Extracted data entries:
==================================================

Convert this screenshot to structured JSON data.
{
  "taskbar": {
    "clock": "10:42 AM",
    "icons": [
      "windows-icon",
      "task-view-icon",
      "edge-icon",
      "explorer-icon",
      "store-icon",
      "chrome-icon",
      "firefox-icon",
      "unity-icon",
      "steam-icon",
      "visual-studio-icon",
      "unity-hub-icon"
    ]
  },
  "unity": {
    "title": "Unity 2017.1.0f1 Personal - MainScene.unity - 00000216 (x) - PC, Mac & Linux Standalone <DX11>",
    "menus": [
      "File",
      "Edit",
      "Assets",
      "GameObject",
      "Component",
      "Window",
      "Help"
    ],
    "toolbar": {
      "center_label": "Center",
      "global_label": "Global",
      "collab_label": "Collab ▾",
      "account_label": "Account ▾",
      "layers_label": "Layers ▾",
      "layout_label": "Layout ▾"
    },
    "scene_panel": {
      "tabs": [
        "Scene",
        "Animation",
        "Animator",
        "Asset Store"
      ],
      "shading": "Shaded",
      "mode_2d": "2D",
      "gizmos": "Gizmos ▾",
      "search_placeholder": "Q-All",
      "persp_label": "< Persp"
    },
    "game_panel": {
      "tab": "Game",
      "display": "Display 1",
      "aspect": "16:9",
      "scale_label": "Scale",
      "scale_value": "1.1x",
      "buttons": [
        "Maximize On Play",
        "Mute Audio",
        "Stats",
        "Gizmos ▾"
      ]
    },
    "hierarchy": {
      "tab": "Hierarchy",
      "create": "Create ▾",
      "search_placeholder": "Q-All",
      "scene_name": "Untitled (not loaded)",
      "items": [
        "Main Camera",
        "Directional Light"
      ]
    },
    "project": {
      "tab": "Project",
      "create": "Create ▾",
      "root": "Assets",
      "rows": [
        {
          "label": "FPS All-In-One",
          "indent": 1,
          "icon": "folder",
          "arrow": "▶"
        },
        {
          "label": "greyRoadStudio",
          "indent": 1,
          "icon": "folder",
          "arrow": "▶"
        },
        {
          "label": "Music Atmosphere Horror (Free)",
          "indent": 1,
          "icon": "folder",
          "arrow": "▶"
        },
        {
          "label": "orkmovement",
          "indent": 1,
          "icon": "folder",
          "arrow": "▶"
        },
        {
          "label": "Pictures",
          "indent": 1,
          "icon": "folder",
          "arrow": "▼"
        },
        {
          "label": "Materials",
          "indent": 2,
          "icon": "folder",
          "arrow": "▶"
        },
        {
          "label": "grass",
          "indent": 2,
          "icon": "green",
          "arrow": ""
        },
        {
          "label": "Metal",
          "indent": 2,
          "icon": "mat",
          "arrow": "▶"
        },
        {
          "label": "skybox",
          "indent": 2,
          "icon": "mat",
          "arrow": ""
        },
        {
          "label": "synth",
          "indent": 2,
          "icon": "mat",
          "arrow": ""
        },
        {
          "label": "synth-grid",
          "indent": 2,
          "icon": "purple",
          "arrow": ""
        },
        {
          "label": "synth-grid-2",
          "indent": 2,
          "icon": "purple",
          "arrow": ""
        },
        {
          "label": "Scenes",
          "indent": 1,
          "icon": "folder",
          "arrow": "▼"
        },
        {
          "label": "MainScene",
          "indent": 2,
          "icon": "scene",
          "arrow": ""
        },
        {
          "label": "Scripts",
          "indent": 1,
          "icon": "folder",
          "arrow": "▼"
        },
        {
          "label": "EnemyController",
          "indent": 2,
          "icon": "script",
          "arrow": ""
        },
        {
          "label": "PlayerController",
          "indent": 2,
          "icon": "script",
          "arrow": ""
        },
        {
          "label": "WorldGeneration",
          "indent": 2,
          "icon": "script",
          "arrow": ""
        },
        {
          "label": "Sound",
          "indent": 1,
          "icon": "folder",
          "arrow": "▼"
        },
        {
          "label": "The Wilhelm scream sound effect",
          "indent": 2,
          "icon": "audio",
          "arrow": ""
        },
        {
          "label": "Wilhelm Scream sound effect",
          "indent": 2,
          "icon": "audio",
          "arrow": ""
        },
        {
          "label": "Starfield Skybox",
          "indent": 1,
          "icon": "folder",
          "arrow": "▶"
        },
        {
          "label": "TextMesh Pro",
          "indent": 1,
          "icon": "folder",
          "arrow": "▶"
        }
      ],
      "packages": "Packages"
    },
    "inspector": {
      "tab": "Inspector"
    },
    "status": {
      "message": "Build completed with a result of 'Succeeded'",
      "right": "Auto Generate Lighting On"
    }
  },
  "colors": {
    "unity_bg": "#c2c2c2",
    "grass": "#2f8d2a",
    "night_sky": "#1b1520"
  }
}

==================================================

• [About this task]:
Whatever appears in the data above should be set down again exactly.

• [Written answer]:
Convert this screenshot to structured JSON data.
{
  "taskbar": {
    "clock": "10:42 AM",
    "icons": [
      "windows-icon",
      "task-view-icon",
      "edge-icon",
      "explorer-icon",
      "store-icon",
      "chrome-icon",
      "firefox-icon",
      "unity-icon",
      "steam-icon",
      "visual-studio-icon",
      "unity-hub-icon"
    ]
  },
  "unity": {
    "title": "Unity 2017.1.0f1 Personal - MainScene.unity - 00000216 (x) - PC, Mac & Linux Standalone <DX11>",
    "menus": [
      "File",
      "Edit",
      "Assets",
      "GameObject",
      "Component",
      "Window",
      "Help"
    ],
    "toolbar": {
      "center_label": "Center",
      "global_label": "Global",
      "collab_label": "Collab ▾",
      "account_label": "Account ▾",
      "layers_label": "Layers ▾",
      "layout_label": "Layout ▾"
    },
    "scene_panel": {
      "tabs": [
        "Scene",
        "Animation",
        "Animator",
        "Asset Store"
      ],
      "shading": "Shaded",
      "mode_2d": "2D",
      "gizmos": "Gizmos ▾",
      "search_placeholder": "Q-All",
      "persp_label": "< Persp"
    },
    "game_panel": {
      "tab": "Game",
      "display": "Display 1",
      "aspect": "16:9",
      "scale_label": "Scale",
      "scale_value": "1.1x",
      "buttons": [
        "Maximize On Play",
        "Mute Audio",
        "Stats",
        "Gizmos ▾"
      ]
    },
    "hierarchy": {
      "tab": "Hierarchy",
      "create": "Create ▾",
      "search_placeholder": "Q-All",
      "scene_name": "Untitled (not loaded)",
      "items": [
        "Main Camera",
        "Directional Light"
      ]
    },
    "project": {
      "tab": "Project",
      "create": "Create ▾",
      "root": "Assets",
      "rows": [
        {
          "label": "FPS All-In-One",
          "indent": 1,
          "icon": "folder",
          "arrow": "▶"
        },
        {
          "label": "greyRoadStudio",
          "indent": 1,
          "icon": "folder",
          "arrow": "▶"
        },
        {
          "label": "Music Atmosphere Horror (Free)",
          "indent": 1,
          "icon": "folder",
          "arrow": "▶"
        },
        {
          "label": "orkmovement",
          "indent": 1,
          "icon": "folder",
          "arrow": "▶"
        },
        {
          "label": "Pictures",
          "indent": 1,
          "icon": "folder",
          "arrow": "▼"
        },
        {
          "label": "Materials",
          "indent": 2,
          "icon": "folder",
          "arrow": "▶"
        },
        {
          "label": "grass",
          "indent": 2,
          "icon": "green",
          "arrow": ""
        },
        {
          "label": "Metal",
          "indent": 2,
          "icon": "mat",
          "arrow": "▶"
        },
        {
          "label": "skybox",
          "indent": 2,
          "icon": "mat",
          "arrow": ""
        },
        {
          "label": "synth",
          "indent": 2,
          "icon": "mat",
          "arrow": ""
        },
        {
          "label": "synth-grid",
          "indent": 2,
          "icon": "purple",
          "arrow": ""
        },
        {
          "label": "synth-grid-2",
          "indent": 2,
          "icon": "purple",
          "arrow": ""
        },
        {
          "label": "Scenes",
          "indent": 1,
          "icon": "folder",
          "arrow": "▼"
        },
        {
          "label": "MainScene",
          "indent": 2,
          "icon": "scene",
          "arrow": ""
        },
        {
          "label": "Scripts",
          "indent": 1,
          "icon": "folder",
          "arrow": "▼"
        },
        {
          "label": "EnemyController",
          "indent": 2,
          "icon": "script",
          "arrow": ""
        },
        {
          "label": "PlayerController",
          "indent": 2,
          "icon": "script",
          "arrow": ""
        },
        {
          "label": "WorldGeneration",
          "indent": 2,
          "icon": "script",
          "arrow": ""
        },
        {
          "label": "Sound",
          "indent": 1,
          "icon": "folder",
          "arrow": "▼"
        },
        {
          "label": "The Wilhelm scream sound effect",
          "indent": 2,
          "icon": "audio",
          "arrow": ""
        },
        {
          "label": "Wilhelm Scream sound effect",
          "indent": 2,
          "icon": "audio",
          "arrow": ""
        },
        {
          "label": "Starfield Skybox",
          "indent": 1,
          "icon": "folder",
          "arrow": "▶"
        },
        {
          "label": "TextMesh Pro",
          "indent": 1,
          "icon": "folder",
          "arrow": "▶"
        }
      ],
      "packages": "Packages"
    },
    "inspector": {
      "tab": "Inspector"
    },
    "status": {
      "message": "Build completed with a result of 'Succeeded'",
      "right": "Auto Generate Lighting On"
    }
  },
  "colors": {
    "unity_bg": "#c2c2c2",
    "grass": "#2f8d2a",
    "night_sky": "#1b1520"
  }
}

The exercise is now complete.